Climate, land & water

Western Australia’s agriculture sector needs access to productive soil and water resources for growth and profit. However, the sector must compete with increasing resource demands from all sectors of the community, and the pressures of a changing climate. The Agriculture and Food division of the Department of Primary Industries and Regional Development supports agriculture by providing long-term management solutions, practical risk management strategies and tools to maintain and improve resource conditions, to meet the needs of industry and stakeholders. Agriculture and Food is also pioneering soil and water investigation of the state’s undeveloped areas to establish new irrigated agricultural industries.

Articles

  • Waterlogging is a common problem in the agricultural soils of south-west Western Australia in the wetter months of winter.

  • Waterlogging in the higher rainfall areas (more than 450mm) of south-west Western Australian crops and pastures is a common cause of reduced plant growth in winter, especially on duplex soils.

  • Frost risk occurs virtually every year across southern and eastern agricultural regions. Actual occurrence of frost is determined by location and landscape factors as well as climate.

  • Waterlogging causes soil structure collapse in sodic soils, because the clay particles holding soil particles together disperse.

  • Summer crops can be grown for various reasons including replacing a ‘missed’ cereal crop, control herbicide resistant weeds, filling a summer feed gap for livestock or for watertable control.

  • Raised beds are a long-term option for preventing waterlogging and increasing crop yield on target areas.

  • Drains in most waterlogging-susceptible cropped areas pay for themselves within a few years.

  • Waterlogging in some years and some environments in the high rainfall areas of south-west Western Australia can cause significant reductions in plant growth.

  • Claying to ameliorate soil water repellence involves the application and incorporation of clay-rich subsoil into water repellent topsoil to overcome the repellence.

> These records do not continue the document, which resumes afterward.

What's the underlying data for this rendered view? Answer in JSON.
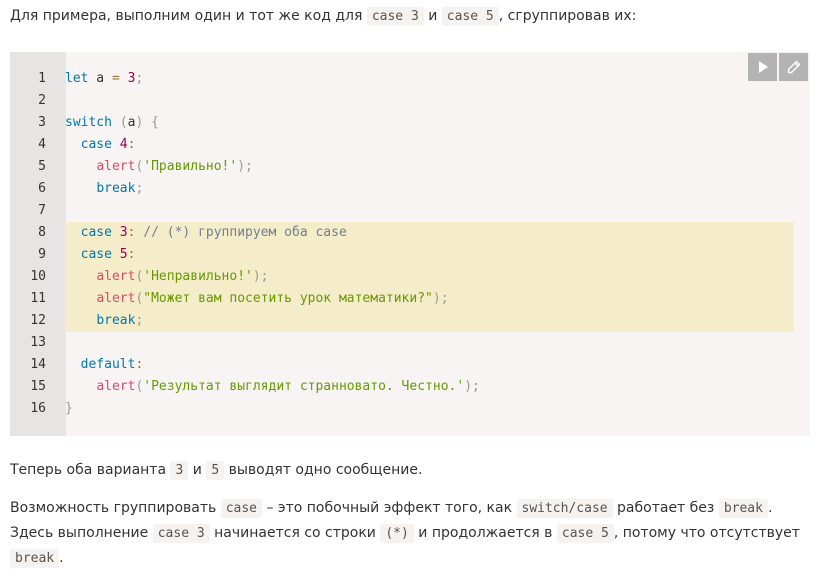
{
  "intro": {
    "text_before": "Для примера, выполним один и тот же код для ",
    "code_a": "case 3",
    "and": " и ",
    "code_b": "case 5",
    "text_after": ", сгруппировав их:"
  },
  "code": {
    "line_numbers": [
      "1",
      "2",
      "3",
      "4",
      "5",
      "6",
      "7",
      "8",
      "9",
      "10",
      "11",
      "12",
      "13",
      "14",
      "15",
      "16"
    ],
    "line1": {
      "kw": "let",
      "var": " a ",
      "op": "=",
      "sp": " ",
      "num": "3",
      "pn": ";"
    },
    "line3": {
      "kw": "switch",
      "sp": " ",
      "p1": "(",
      "var": "a",
      "p2": ")",
      "rest": " ",
      "p3": "{"
    },
    "line4": {
      "indent": "  ",
      "kw": "case",
      "sp": " ",
      "num": "4",
      "pn": ":"
    },
    "line5": {
      "indent": "    ",
      "fn": "alert",
      "p1": "(",
      "str": "'Правильно!'",
      "p2": ");"
    },
    "line6": {
      "indent": "    ",
      "kw": "break",
      "pn": ";"
    },
    "line8": {
      "indent": "  ",
      "kw": "case",
      "sp": " ",
      "num": "3",
      "pn": ":",
      "sp2": " ",
      "comment": "// (*) группируем оба case"
    },
    "line9": {
      "indent": "  ",
      "kw": "case",
      "sp": " ",
      "num": "5",
      "pn": ":"
    },
    "line10": {
      "indent": "    ",
      "fn": "alert",
      "p1": "(",
      "str": "'Неправильно!'",
      "p2": ");"
    },
    "line11": {
      "indent": "    ",
      "fn": "alert",
      "p1": "(",
      "str": "\"Может вам посетить урок математики?\"",
      "p2": ");"
    },
    "line12": {
      "indent": "    ",
      "kw": "break",
      "pn": ";"
    },
    "line14": {
      "indent": "  ",
      "kw": "default",
      "pn": ":"
    },
    "line15": {
      "indent": "    ",
      "fn": "alert",
      "p1": "(",
      "str": "'Результат выглядит странновато. Честно.'",
      "p2": ");"
    },
    "line16": {
      "p": "}"
    },
    "highlight_color": "#f5ecc9"
  },
  "toolbar": {
    "run_icon": "play-icon",
    "edit_icon": "pencil-icon"
  },
  "after1": {
    "t1": "Теперь оба варианта ",
    "c1": "3",
    "t2": " и ",
    "c2": "5",
    "t3": " выводят одно сообщение."
  },
  "after2": {
    "t1": "Возможность группировать ",
    "c1": "case",
    "t2": " – это побочный эффект того, как ",
    "c2": "switch/case",
    "t3": " работает без ",
    "c3": "break",
    "t4": ".",
    "t5": "Здесь выполнение ",
    "c4": "case 3",
    "t6": " начинается со строки ",
    "c5": "(*)",
    "t7": " и продолжается в ",
    "c6": "case 5",
    "t8": ", потому что отсутствует",
    "c7": "break",
    "t9": "."
  }
}
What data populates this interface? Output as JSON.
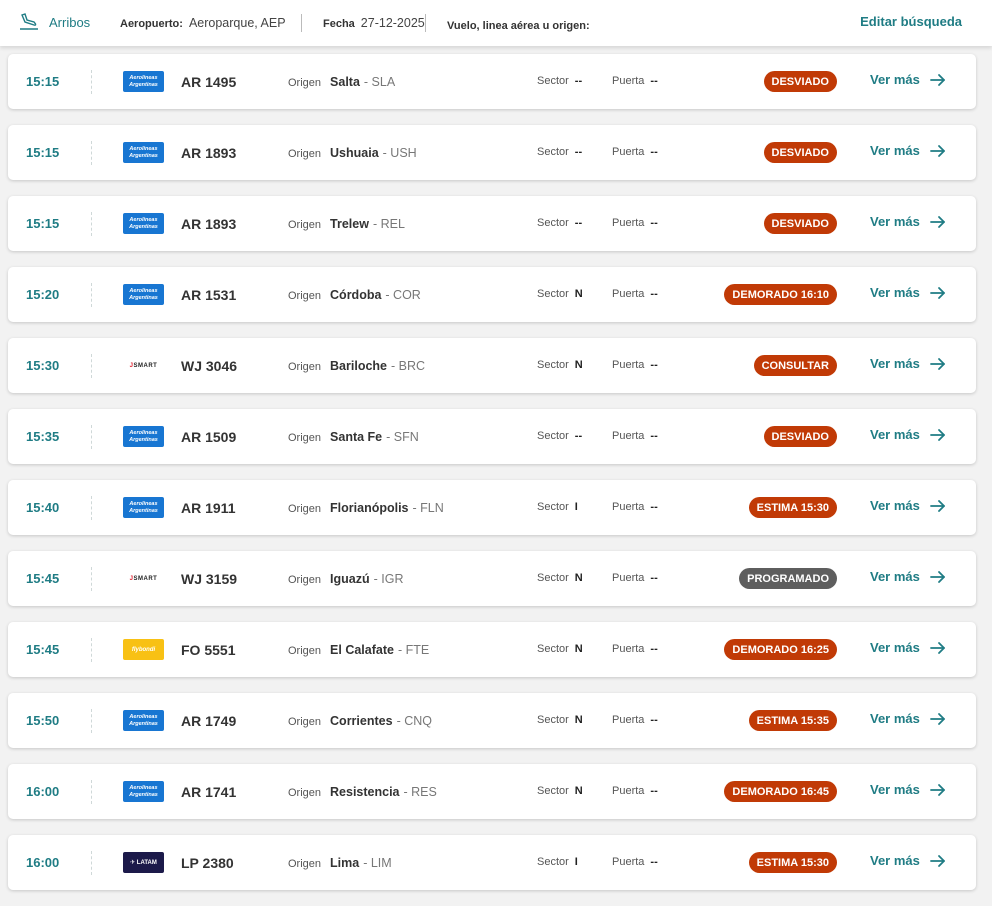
{
  "header": {
    "arrivals_label": "Arribos",
    "airport_label": "Aeropuerto:",
    "airport_value": "Aeroparque, AEP",
    "date_label": "Fecha",
    "date_value": "27-12-2025",
    "search_label": "Vuelo, linea aérea u origen:",
    "edit_label": "Editar búsqueda"
  },
  "labels": {
    "origin": "Origen",
    "sector": "Sector",
    "gate": "Puerta",
    "more": "Ver más"
  },
  "colors": {
    "accent": "#1f7c84",
    "status_alert": "#c13a06",
    "status_neutral": "#5e5e5e"
  },
  "flights": [
    {
      "time": "15:15",
      "airline": "aerolineas-argentinas",
      "flight": "AR 1495",
      "city": "Salta",
      "code": "- SLA",
      "sector": "--",
      "gate": "--",
      "status": "DESVIADO"
    },
    {
      "time": "15:15",
      "airline": "aerolineas-argentinas",
      "flight": "AR 1893",
      "city": "Ushuaia",
      "code": "- USH",
      "sector": "--",
      "gate": "--",
      "status": "DESVIADO"
    },
    {
      "time": "15:15",
      "airline": "aerolineas-argentinas",
      "flight": "AR 1893",
      "city": "Trelew",
      "code": "- REL",
      "sector": "--",
      "gate": "--",
      "status": "DESVIADO"
    },
    {
      "time": "15:20",
      "airline": "aerolineas-argentinas",
      "flight": "AR 1531",
      "city": "Córdoba",
      "code": "- COR",
      "sector": "N",
      "gate": "--",
      "status": "DEMORADO 16:10"
    },
    {
      "time": "15:30",
      "airline": "jetsmart",
      "flight": "WJ 3046",
      "city": "Bariloche",
      "code": "- BRC",
      "sector": "N",
      "gate": "--",
      "status": "CONSULTAR"
    },
    {
      "time": "15:35",
      "airline": "aerolineas-argentinas",
      "flight": "AR 1509",
      "city": "Santa Fe",
      "code": "- SFN",
      "sector": "--",
      "gate": "--",
      "status": "DESVIADO"
    },
    {
      "time": "15:40",
      "airline": "aerolineas-argentinas",
      "flight": "AR 1911",
      "city": "Florianópolis",
      "code": "- FLN",
      "sector": "I",
      "gate": "--",
      "status": "ESTIMA 15:30"
    },
    {
      "time": "15:45",
      "airline": "jetsmart",
      "flight": "WJ 3159",
      "city": "Iguazú",
      "code": "- IGR",
      "sector": "N",
      "gate": "--",
      "status": "PROGRAMADO",
      "status_style": "grey"
    },
    {
      "time": "15:45",
      "airline": "flybondi",
      "flight": "FO 5551",
      "city": "El Calafate",
      "code": "- FTE",
      "sector": "N",
      "gate": "--",
      "status": "DEMORADO 16:25"
    },
    {
      "time": "15:50",
      "airline": "aerolineas-argentinas",
      "flight": "AR 1749",
      "city": "Corrientes",
      "code": "- CNQ",
      "sector": "N",
      "gate": "--",
      "status": "ESTIMA 15:35"
    },
    {
      "time": "16:00",
      "airline": "aerolineas-argentinas",
      "flight": "AR 1741",
      "city": "Resistencia",
      "code": "- RES",
      "sector": "N",
      "gate": "--",
      "status": "DEMORADO 16:45"
    },
    {
      "time": "16:00",
      "airline": "latam",
      "flight": "LP 2380",
      "city": "Lima",
      "code": "- LIM",
      "sector": "I",
      "gate": "--",
      "status": "ESTIMA 15:30"
    }
  ]
}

  • Soil compaction is rearrangement of soil particles and reduction in macro-porosity and total pore space by stresses.

Filter by search

Filter by topic